Today’s book is the perfect pick for the depths of winter, when you need a bit of sunshine and dry, parched desert in your life. We received The Rabbit-Hole Golf Course by Ella Mulvey and Karen Briggs from Allen & Unwin for review and here’s the blurb from A&U:
A warm and funny story about a unique Australian experience with a fantastic rhythmic read-aloud text.In the big old ute, on the long red road, in the desert of my home, we all set off for the rabbit-hole golf course. It’s the best place around here to find rabbits.
We sit by the holes, we dig, we wait …
Thump tick, thump tick, thump tick
Where are all the rabbits?
A warm and funny Australian story.
From the moment we picked up this tome, we were positively disposed toward it, because we are actually acquainted with a family whose number plate is USMOB, so there was something familiar about the book before we even started reading. The familiarity soon wore off however, as this is one story that depicts an event that no doubt only a small percentage of the population have ever experienced.
The story follows a group of kids who live in the Australian outback and go on a quest to find a pet rabbit. Rabbits being plentiful in the wild in their part of the world, the kids begin digging in the dirt to uncover a rabbit hole and its inhabitants, but the rabbits are too wily and the kids go home empty-handed. Happily though, they have such a good time digging and scraping and sleeping under the stars, that the absence of a rabbity pet doesn’t smart too much.
The strength of this book is in the repetition and rhythm of the text. It is a “noisy” book, as I like to think of them, of a similar ilk to books like We’re Going on a Bear Hunt, that invites readers to join in the repeated refrains. As the day wears on, the cries of “Where are all the rabbits?” are expanded upon with noises relating to different activities – the bump-click of a ride in the ute, the shake-hop of bushes rustling with kangaroos, the pinch-pop of honey ant tucker – and little ones will no doubt love joining in with the different sounds. The beautiful ochre tones of the illustrations evoke the desert country perfectly and provide an homage to free range children and the joys of being outdoors.
The mini-fleshlings in the dwelling did have a little trouble following the story, simply because, being city-dwellers, it seemed so foreign to their experience. The fact that kids could just dig in the dirt and come up with a new pet was baffling to the oldest one, and he joined in the perplexity of the protagonists regarding the distinct lack of rabbits in the vicinity.
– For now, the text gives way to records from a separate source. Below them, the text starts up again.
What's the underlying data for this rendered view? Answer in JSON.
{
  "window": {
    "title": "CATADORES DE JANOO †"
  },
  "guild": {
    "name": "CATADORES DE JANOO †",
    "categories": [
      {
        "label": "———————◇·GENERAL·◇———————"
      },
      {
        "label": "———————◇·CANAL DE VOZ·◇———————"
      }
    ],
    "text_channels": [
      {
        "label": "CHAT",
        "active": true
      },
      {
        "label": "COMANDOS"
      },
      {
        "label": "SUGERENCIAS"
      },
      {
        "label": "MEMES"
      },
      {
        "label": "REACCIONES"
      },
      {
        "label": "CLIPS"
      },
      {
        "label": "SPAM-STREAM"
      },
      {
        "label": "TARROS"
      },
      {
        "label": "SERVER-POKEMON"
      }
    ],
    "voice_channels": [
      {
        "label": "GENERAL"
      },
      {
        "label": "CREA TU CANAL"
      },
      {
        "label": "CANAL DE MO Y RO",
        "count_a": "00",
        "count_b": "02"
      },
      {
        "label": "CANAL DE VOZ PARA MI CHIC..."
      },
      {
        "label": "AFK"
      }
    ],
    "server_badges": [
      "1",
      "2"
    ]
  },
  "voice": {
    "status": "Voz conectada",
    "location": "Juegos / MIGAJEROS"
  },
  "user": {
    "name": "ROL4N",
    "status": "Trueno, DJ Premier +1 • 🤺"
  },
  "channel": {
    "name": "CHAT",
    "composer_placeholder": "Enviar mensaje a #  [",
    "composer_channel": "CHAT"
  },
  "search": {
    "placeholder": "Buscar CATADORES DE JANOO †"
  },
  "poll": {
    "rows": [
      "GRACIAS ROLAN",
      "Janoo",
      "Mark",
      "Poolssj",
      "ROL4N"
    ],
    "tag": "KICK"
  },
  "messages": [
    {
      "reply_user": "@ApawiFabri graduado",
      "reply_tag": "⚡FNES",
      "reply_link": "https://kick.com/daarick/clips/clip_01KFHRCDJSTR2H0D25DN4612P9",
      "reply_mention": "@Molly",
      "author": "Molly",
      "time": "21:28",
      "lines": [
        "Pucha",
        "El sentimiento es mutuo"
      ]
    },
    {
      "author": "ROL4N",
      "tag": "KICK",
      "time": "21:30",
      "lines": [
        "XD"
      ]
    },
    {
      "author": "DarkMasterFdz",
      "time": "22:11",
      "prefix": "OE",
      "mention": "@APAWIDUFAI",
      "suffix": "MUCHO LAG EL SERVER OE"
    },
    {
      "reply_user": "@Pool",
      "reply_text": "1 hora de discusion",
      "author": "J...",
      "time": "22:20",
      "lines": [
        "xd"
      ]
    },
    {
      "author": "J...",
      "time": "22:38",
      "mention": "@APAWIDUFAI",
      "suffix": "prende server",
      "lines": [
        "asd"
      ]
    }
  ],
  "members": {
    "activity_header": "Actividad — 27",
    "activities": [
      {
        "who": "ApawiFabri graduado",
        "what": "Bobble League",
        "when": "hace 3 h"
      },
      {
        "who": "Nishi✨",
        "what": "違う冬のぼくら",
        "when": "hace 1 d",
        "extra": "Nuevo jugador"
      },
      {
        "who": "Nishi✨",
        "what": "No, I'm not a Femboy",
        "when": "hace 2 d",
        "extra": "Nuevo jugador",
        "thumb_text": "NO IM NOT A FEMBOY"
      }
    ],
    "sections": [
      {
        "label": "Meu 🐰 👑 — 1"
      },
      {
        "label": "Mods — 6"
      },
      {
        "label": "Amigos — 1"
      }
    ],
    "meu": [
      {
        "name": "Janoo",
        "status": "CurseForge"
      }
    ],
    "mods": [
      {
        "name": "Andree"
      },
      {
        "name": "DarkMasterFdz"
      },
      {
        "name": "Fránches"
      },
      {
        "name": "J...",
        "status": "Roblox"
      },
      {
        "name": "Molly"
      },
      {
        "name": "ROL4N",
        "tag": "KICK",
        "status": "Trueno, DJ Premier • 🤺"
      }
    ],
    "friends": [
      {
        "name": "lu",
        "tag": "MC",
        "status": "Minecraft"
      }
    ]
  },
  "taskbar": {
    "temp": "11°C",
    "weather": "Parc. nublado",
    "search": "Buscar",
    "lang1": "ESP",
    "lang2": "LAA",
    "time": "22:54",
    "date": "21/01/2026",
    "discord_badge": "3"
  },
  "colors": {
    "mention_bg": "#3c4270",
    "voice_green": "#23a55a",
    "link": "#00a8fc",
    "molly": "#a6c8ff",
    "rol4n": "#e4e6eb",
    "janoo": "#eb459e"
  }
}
Where were all the rabbits? How come the kids couldn’t find a single one? And why wasn’t anyone wearing a hat in that blinding sun? I suspect this story will be a bit of a sleeper; one that will require a few re-readings before the mini-fleshlings really warm to it.
Nevertheless, The Rabbit-Hole Golf Course is one that will fire the imaginations of city kids and have them yearning for an outdoor adventure. This would be a fantastic pick for illustrating concepts about diversity in living environments.
Until next time,